Dataset rows for apps and sites:
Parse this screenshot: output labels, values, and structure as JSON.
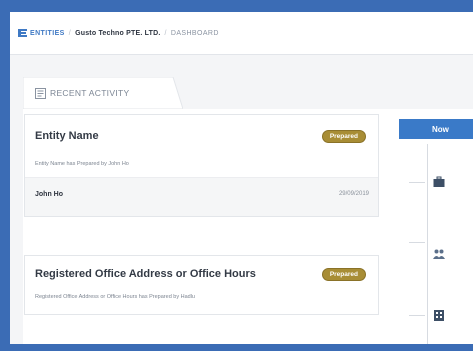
{
  "breadcrumb": {
    "root": "ENTITIES",
    "entity": "Gusto Techno PTE. LTD.",
    "current": "DASHBOARD",
    "separator": "/"
  },
  "tab": {
    "label": "RECENT ACTIVITY",
    "icon": "activity-list-icon"
  },
  "timeline": {
    "now_label": "Now",
    "icons": [
      "briefcase-icon",
      "users-icon",
      "building-icon"
    ]
  },
  "activities": [
    {
      "title": "Entity Name",
      "status": "Prepared",
      "description": "Entity Name has Prepared by John Ho",
      "user": "John Ho",
      "date": "29/09/2019"
    },
    {
      "title": "Registered Office Address or Office Hours",
      "status": "Prepared",
      "description": "Registered Office Address or Office Hours has Prepared by Hadlu"
    }
  ],
  "colors": {
    "frame_background": "#3b6cb5",
    "accent": "#3a7ac8",
    "badge": "#a88d35",
    "timeline_icon": "#3d4f66"
  }
}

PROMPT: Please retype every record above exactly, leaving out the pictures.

EXERCISE RESPONSE:
Parse this screenshot: output labels, values, and structure as JSON.
{
  "breadcrumb": {
    "root": "ENTITIES",
    "entity": "Gusto Techno PTE. LTD.",
    "current": "DASHBOARD",
    "separator": "/"
  },
  "tab": {
    "label": "RECENT ACTIVITY",
    "icon": "activity-list-icon"
  },
  "timeline": {
    "now_label": "Now",
    "icons": [
      "briefcase-icon",
      "users-icon",
      "building-icon"
    ]
  },
  "activities": [
    {
      "title": "Entity Name",
      "status": "Prepared",
      "description": "Entity Name has Prepared by John Ho",
      "user": "John Ho",
      "date": "29/09/2019"
    },
    {
      "title": "Registered Office Address or Office Hours",
      "status": "Prepared",
      "description": "Registered Office Address or Office Hours has Prepared by Hadlu"
    }
  ],
  "colors": {
    "frame_background": "#3b6cb5",
    "accent": "#3a7ac8",
    "badge": "#a88d35",
    "timeline_icon": "#3d4f66"
  }
}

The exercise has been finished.